_Supplied records:_

******

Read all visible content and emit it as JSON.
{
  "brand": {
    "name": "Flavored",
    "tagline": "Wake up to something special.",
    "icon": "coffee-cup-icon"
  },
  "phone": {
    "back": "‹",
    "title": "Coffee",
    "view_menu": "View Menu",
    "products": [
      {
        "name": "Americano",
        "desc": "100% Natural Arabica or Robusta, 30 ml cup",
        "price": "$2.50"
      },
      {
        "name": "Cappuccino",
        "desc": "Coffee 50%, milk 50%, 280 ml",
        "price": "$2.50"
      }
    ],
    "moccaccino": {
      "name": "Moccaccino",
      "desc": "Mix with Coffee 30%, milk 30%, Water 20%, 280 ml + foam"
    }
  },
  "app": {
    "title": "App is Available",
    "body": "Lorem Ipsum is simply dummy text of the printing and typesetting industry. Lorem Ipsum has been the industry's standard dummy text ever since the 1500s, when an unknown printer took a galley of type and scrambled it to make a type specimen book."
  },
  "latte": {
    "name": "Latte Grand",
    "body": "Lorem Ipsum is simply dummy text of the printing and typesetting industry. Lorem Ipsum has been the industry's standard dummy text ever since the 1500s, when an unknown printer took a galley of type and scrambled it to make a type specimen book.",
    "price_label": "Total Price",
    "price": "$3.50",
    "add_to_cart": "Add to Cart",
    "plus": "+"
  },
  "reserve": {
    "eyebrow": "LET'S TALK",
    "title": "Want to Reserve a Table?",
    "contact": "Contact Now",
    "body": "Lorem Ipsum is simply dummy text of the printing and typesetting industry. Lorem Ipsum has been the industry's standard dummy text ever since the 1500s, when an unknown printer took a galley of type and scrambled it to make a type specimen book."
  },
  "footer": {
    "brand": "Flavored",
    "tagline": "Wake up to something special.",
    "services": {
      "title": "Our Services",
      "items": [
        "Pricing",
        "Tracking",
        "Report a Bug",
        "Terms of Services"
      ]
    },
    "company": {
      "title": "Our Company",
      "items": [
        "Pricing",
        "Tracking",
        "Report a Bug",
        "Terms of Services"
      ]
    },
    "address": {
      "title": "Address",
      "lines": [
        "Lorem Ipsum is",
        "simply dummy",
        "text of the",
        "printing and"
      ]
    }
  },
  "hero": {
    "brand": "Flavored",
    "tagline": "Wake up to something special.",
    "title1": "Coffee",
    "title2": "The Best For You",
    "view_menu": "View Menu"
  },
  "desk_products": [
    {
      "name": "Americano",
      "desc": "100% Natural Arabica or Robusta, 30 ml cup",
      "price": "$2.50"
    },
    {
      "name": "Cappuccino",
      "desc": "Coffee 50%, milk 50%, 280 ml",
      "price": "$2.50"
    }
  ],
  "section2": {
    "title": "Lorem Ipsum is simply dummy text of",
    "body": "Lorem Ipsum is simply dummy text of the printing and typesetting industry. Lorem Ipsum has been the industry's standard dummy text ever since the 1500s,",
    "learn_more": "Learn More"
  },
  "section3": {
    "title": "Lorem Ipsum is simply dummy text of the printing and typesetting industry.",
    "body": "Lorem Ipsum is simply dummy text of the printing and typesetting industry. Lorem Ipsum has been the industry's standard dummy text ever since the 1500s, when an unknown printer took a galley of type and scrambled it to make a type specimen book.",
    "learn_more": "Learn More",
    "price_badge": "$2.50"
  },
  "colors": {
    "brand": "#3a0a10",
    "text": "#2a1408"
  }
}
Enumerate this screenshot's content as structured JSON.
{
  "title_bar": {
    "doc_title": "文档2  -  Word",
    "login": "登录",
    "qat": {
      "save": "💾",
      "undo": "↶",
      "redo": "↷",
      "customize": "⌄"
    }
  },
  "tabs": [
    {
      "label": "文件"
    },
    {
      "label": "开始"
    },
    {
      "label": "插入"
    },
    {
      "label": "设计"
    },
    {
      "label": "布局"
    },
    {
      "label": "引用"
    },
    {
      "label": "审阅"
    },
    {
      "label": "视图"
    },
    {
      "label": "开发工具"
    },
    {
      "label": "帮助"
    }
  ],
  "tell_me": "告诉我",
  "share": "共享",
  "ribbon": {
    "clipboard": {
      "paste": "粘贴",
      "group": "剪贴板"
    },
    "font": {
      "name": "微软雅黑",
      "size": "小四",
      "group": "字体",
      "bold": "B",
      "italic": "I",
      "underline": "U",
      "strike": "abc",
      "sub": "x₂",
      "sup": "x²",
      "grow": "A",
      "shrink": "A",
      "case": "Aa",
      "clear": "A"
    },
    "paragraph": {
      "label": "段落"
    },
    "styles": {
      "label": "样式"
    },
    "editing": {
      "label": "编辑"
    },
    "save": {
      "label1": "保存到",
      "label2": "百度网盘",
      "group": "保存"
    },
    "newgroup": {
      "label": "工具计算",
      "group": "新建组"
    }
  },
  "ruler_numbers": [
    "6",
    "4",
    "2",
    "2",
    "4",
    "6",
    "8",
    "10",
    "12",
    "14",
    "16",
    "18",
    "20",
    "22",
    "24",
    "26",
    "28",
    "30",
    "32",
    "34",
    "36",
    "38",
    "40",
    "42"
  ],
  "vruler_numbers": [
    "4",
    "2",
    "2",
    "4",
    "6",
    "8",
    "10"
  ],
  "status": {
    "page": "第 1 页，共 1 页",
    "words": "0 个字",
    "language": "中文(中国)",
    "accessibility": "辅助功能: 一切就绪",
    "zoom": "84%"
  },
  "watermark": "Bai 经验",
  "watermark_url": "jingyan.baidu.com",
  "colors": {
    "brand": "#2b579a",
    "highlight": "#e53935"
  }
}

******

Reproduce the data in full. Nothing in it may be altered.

Read all visible content and emit it as JSON.
{
  "brand": {
    "name": "Flavored",
    "tagline": "Wake up to something special.",
    "icon": "coffee-cup-icon"
  },
  "phone": {
    "back": "‹",
    "title": "Coffee",
    "view_menu": "View Menu",
    "products": [
      {
        "name": "Americano",
        "desc": "100% Natural Arabica or Robusta, 30 ml cup",
        "price": "$2.50"
      },
      {
        "name": "Cappuccino",
        "desc": "Coffee 50%, milk 50%, 280 ml",
        "price": "$2.50"
      }
    ],
    "moccaccino": {
      "name": "Moccaccino",
      "desc": "Mix with Coffee 30%, milk 30%, Water 20%, 280 ml + foam"
    }
  },
  "app": {
    "title": "App is Available",
    "body": "Lorem Ipsum is simply dummy text of the printing and typesetting industry. Lorem Ipsum has been the industry's standard dummy text ever since the 1500s, when an unknown printer took a galley of type and scrambled it to make a type specimen book."
  },
  "latte": {
    "name": "Latte Grand",
    "body": "Lorem Ipsum is simply dummy text of the printing and typesetting industry. Lorem Ipsum has been the industry's standard dummy text ever since the 1500s, when an unknown printer took a galley of type and scrambled it to make a type specimen book.",
    "price_label": "Total Price",
    "price": "$3.50",
    "add_to_cart": "Add to Cart",
    "plus": "+"
  },
  "reserve": {
    "eyebrow": "LET'S TALK",
    "title": "Want to Reserve a Table?",
    "contact": "Contact Now",
    "body": "Lorem Ipsum is simply dummy text of the printing and typesetting industry. Lorem Ipsum has been the industry's standard dummy text ever since the 1500s, when an unknown printer took a galley of type and scrambled it to make a type specimen book."
  },
  "footer": {
    "brand": "Flavored",
    "tagline": "Wake up to something special.",
    "services": {
      "title": "Our Services",
      "items": [
        "Pricing",
        "Tracking",
        "Report a Bug",
        "Terms of Services"
      ]
    },
    "company": {
      "title": "Our Company",
      "items": [
        "Pricing",
        "Tracking",
        "Report a Bug",
        "Terms of Services"
      ]
    },
    "address": {
      "title": "Address",
      "lines": [
        "Lorem Ipsum is",
        "simply dummy",
        "text of the",
        "printing and"
      ]
    }
  },
  "hero": {
    "brand": "Flavored",
    "tagline": "Wake up to something special.",
    "title1": "Coffee",
    "title2": "The Best For You",
    "view_menu": "View Menu"
  },
  "desk_products": [
    {
      "name": "Americano",
      "desc": "100% Natural Arabica or Robusta, 30 ml cup",
      "price": "$2.50"
    },
    {
      "name": "Cappuccino",
      "desc": "Coffee 50%, milk 50%, 280 ml",
      "price": "$2.50"
    }
  ],
  "section2": {
    "title": "Lorem Ipsum is simply dummy text of",
    "body": "Lorem Ipsum is simply dummy text of the printing and typesetting industry. Lorem Ipsum has been the industry's standard dummy text ever since the 1500s,",
    "learn_more": "Learn More"
  },
  "section3": {
    "title": "Lorem Ipsum is simply dummy text of the printing and typesetting industry.",
    "body": "Lorem Ipsum is simply dummy text of the printing and typesetting industry. Lorem Ipsum has been the industry's standard dummy text ever since the 1500s, when an unknown printer took a galley of type and scrambled it to make a type specimen book.",
    "learn_more": "Learn More",
    "price_badge": "$2.50"
  },
  "colors": {
    "brand": "#3a0a10",
    "text": "#2a1408"
  }
}
Enumerate this screenshot's content as structured JSON.
{
  "title_bar": {
    "doc_title": "文档2  -  Word",
    "login": "登录",
    "qat": {
      "save": "💾",
      "undo": "↶",
      "redo": "↷",
      "customize": "⌄"
    }
  },
  "tabs": [
    {
      "label": "文件"
    },
    {
      "label": "开始"
    },
    {
      "label": "插入"
    },
    {
      "label": "设计"
    },
    {
      "label": "布局"
    },
    {
      "label": "引用"
    },
    {
      "label": "审阅"
    },
    {
      "label": "视图"
    },
    {
      "label": "开发工具"
    },
    {
      "label": "帮助"
    }
  ],
  "tell_me": "告诉我",
  "share": "共享",
  "ribbon": {
    "clipboard": {
      "paste": "粘贴",
      "group": "剪贴板"
    },
    "font": {
      "name": "微软雅黑",
      "size": "小四",
      "group": "字体",
      "bold": "B",
      "italic": "I",
      "underline": "U",
      "strike": "abc",
      "sub": "x₂",
      "sup": "x²",
      "grow": "A",
      "shrink": "A",
      "case": "Aa",
      "clear": "A"
    },
    "paragraph": {
      "label": "段落"
    },
    "styles": {
      "label": "样式"
    },
    "editing": {
      "label": "编辑"
    },
    "save": {
      "label1": "保存到",
      "label2": "百度网盘",
      "group": "保存"
    },
    "newgroup": {
      "label": "工具计算",
      "group": "新建组"
    }
  },
  "ruler_numbers": [
    "6",
    "4",
    "2",
    "2",
    "4",
    "6",
    "8",
    "10",
    "12",
    "14",
    "16",
    "18",
    "20",
    "22",
    "24",
    "26",
    "28",
    "30",
    "32",
    "34",
    "36",
    "38",
    "40",
    "42"
  ],
  "vruler_numbers": [
    "4",
    "2",
    "2",
    "4",
    "6",
    "8",
    "10"
  ],
  "status": {
    "page": "第 1 页，共 1 页",
    "words": "0 个字",
    "language": "中文(中国)",
    "accessibility": "辅助功能: 一切就绪",
    "zoom": "84%"
  },
  "watermark": "Bai 经验",
  "watermark_url": "jingyan.baidu.com",
  "colors": {
    "brand": "#2b579a",
    "highlight": "#e53935"
  }
}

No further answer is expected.